§ Requirement
Among the entries below, tally each line where the word "label" appears and state only the total.

Start of Records provided

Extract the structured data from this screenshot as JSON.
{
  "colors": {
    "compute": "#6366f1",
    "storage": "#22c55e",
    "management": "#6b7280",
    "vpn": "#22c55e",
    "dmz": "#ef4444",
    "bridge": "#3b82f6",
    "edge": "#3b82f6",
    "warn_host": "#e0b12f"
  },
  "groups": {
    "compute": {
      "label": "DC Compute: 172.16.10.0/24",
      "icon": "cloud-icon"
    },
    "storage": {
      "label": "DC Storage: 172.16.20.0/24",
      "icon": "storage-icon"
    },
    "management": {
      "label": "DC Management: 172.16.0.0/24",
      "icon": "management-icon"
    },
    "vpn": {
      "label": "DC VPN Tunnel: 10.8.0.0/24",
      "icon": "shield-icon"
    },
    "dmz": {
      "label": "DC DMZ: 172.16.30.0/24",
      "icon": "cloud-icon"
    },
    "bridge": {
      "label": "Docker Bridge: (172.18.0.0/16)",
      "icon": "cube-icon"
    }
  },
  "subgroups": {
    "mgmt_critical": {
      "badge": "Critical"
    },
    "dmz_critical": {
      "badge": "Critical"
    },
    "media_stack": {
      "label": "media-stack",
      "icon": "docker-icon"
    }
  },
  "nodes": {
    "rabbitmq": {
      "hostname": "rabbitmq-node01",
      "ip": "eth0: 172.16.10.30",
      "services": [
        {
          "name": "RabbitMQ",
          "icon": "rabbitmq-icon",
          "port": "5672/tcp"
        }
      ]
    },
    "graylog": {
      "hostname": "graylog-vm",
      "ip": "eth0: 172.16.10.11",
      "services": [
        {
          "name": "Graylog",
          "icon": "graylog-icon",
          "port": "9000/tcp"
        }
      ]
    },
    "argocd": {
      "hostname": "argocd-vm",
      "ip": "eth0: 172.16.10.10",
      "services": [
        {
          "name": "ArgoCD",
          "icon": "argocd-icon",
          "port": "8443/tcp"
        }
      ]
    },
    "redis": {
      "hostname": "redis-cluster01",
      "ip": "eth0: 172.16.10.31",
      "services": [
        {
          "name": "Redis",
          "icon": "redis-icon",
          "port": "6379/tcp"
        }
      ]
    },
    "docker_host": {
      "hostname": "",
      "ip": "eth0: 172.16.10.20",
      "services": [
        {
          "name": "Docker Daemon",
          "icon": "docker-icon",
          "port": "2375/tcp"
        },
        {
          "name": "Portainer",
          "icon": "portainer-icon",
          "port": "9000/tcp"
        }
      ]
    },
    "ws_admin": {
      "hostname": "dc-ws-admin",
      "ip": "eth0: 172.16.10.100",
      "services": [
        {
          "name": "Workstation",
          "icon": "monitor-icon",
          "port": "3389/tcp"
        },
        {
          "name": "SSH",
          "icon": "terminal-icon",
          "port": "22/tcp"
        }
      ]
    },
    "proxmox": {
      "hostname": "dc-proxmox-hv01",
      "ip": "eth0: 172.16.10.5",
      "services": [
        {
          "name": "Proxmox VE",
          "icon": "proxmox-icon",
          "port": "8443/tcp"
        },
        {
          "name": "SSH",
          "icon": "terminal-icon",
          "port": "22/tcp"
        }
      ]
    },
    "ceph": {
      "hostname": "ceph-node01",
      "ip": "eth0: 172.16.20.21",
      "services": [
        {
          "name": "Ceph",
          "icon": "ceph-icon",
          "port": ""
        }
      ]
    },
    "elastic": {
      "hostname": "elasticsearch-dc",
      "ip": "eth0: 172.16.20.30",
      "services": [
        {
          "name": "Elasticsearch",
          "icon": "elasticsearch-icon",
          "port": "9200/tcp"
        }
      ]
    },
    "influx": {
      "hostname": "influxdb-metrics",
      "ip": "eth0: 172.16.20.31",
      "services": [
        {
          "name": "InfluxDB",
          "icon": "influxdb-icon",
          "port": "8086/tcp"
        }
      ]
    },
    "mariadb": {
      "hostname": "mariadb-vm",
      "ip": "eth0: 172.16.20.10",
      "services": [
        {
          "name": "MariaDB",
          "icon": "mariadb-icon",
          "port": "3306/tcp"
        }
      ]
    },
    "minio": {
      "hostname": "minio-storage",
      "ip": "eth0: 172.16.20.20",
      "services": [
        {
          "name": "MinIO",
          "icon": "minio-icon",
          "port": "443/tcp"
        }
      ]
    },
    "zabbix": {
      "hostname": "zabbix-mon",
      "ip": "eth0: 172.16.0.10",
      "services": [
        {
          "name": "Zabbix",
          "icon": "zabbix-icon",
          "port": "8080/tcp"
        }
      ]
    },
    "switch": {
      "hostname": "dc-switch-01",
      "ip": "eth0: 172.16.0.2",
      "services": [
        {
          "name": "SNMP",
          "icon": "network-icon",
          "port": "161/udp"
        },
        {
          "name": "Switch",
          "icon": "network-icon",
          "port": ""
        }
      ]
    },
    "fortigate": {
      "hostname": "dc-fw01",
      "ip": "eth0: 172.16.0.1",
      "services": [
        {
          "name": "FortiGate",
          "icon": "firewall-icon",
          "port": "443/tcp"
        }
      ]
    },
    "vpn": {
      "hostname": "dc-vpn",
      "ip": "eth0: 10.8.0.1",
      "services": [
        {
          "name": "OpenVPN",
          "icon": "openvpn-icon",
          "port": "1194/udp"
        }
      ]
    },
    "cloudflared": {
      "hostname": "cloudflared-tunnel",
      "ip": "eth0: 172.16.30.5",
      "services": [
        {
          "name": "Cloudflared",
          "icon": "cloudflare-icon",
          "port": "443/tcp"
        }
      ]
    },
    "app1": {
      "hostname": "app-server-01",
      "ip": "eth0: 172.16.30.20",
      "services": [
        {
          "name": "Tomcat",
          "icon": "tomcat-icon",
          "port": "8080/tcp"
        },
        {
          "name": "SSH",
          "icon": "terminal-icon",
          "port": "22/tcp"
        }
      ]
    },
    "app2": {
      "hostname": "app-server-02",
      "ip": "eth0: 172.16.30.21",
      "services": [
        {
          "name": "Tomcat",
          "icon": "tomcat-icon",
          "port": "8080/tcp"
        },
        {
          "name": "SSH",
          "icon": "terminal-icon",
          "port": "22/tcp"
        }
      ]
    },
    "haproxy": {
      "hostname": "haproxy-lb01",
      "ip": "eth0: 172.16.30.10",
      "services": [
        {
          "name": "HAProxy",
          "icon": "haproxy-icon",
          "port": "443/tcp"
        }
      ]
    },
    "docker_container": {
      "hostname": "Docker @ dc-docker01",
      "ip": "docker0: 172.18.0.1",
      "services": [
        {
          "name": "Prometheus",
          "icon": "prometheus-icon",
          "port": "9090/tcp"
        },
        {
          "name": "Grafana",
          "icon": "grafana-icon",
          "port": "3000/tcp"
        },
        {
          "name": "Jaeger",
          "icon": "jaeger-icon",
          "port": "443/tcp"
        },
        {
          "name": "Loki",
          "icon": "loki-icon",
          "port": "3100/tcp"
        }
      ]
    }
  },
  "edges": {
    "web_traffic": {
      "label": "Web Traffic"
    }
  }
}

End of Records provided

§ Response for this exercise
8